> **Task details**: The expected output is a copy of every line in the records with the string "name".

> **Data records**:

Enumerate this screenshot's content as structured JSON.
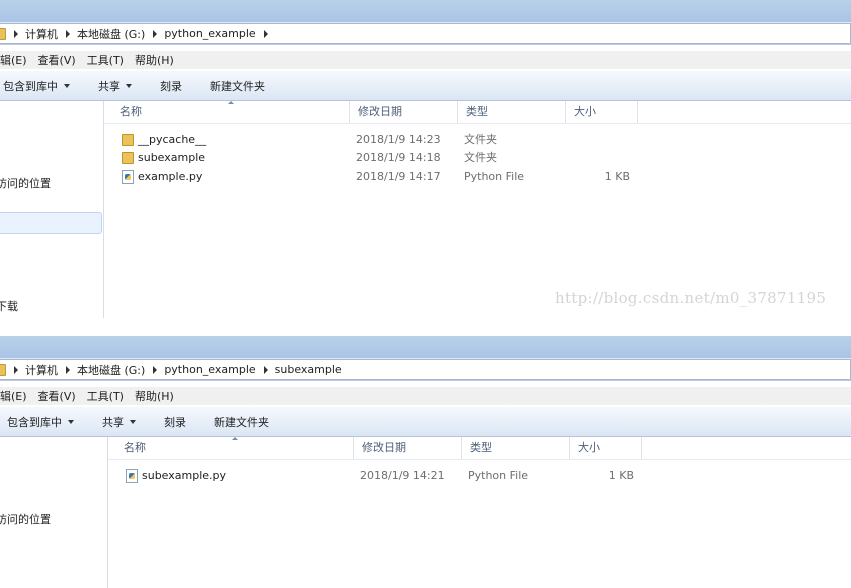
{
  "watermark": "http://blog.csdn.net/m0_37871195",
  "windows": [
    {
      "breadcrumbs": [
        "计算机",
        "本地磁盘 (G:)",
        "python_example"
      ],
      "menu": [
        "编辑(E)",
        "查看(V)",
        "工具(T)",
        "帮助(H)"
      ],
      "toolbar": {
        "include": "包含到库中",
        "share": "共享",
        "burn": "刻录",
        "new_folder": "新建文件夹"
      },
      "nav": {
        "recent": "访问的位置",
        "downloads": "下载"
      },
      "columns": {
        "name": "名称",
        "date": "修改日期",
        "type": "类型",
        "size": "大小"
      },
      "files": [
        {
          "name": "__pycache__",
          "date": "2018/1/9 14:23",
          "type": "文件夹",
          "size": "",
          "icon": "folder-icon"
        },
        {
          "name": "subexample",
          "date": "2018/1/9 14:18",
          "type": "文件夹",
          "size": "",
          "icon": "folder-icon"
        },
        {
          "name": "example.py",
          "date": "2018/1/9 14:17",
          "type": "Python File",
          "size": "1 KB",
          "icon": "python-file-icon"
        }
      ]
    },
    {
      "breadcrumbs": [
        "计算机",
        "本地磁盘 (G:)",
        "python_example",
        "subexample"
      ],
      "menu": [
        "编辑(E)",
        "查看(V)",
        "工具(T)",
        "帮助(H)"
      ],
      "toolbar": {
        "include": "包含到库中",
        "share": "共享",
        "burn": "刻录",
        "new_folder": "新建文件夹"
      },
      "nav": {
        "recent": "访问的位置"
      },
      "columns": {
        "name": "名称",
        "date": "修改日期",
        "type": "类型",
        "size": "大小"
      },
      "files": [
        {
          "name": "subexample.py",
          "date": "2018/1/9 14:21",
          "type": "Python File",
          "size": "1 KB",
          "icon": "python-file-icon"
        }
      ]
    }
  ]
}
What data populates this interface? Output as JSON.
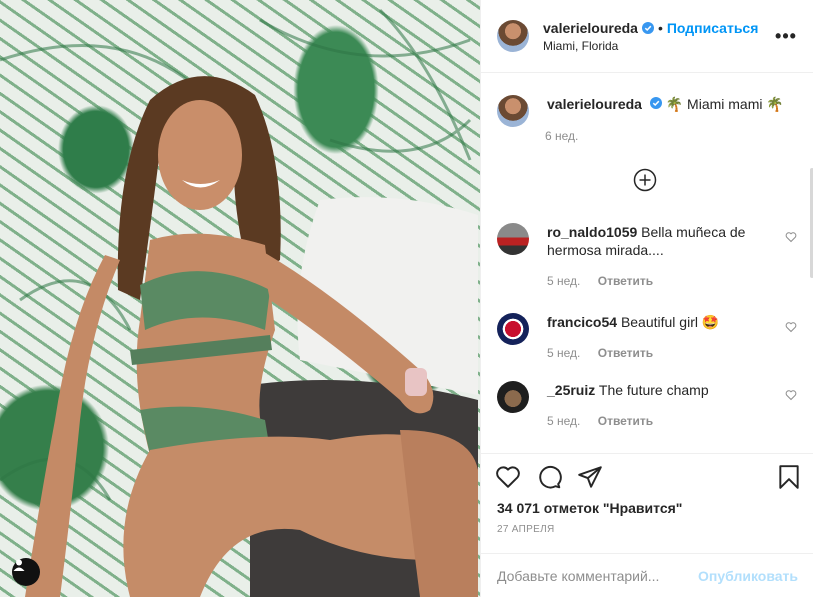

> **Answer**:
        "name": "名称",
          "name": "__pycache__",
          "name": "subexample",
          "name": "example.py",
        "name": "名称",
          "name": "subexample.py",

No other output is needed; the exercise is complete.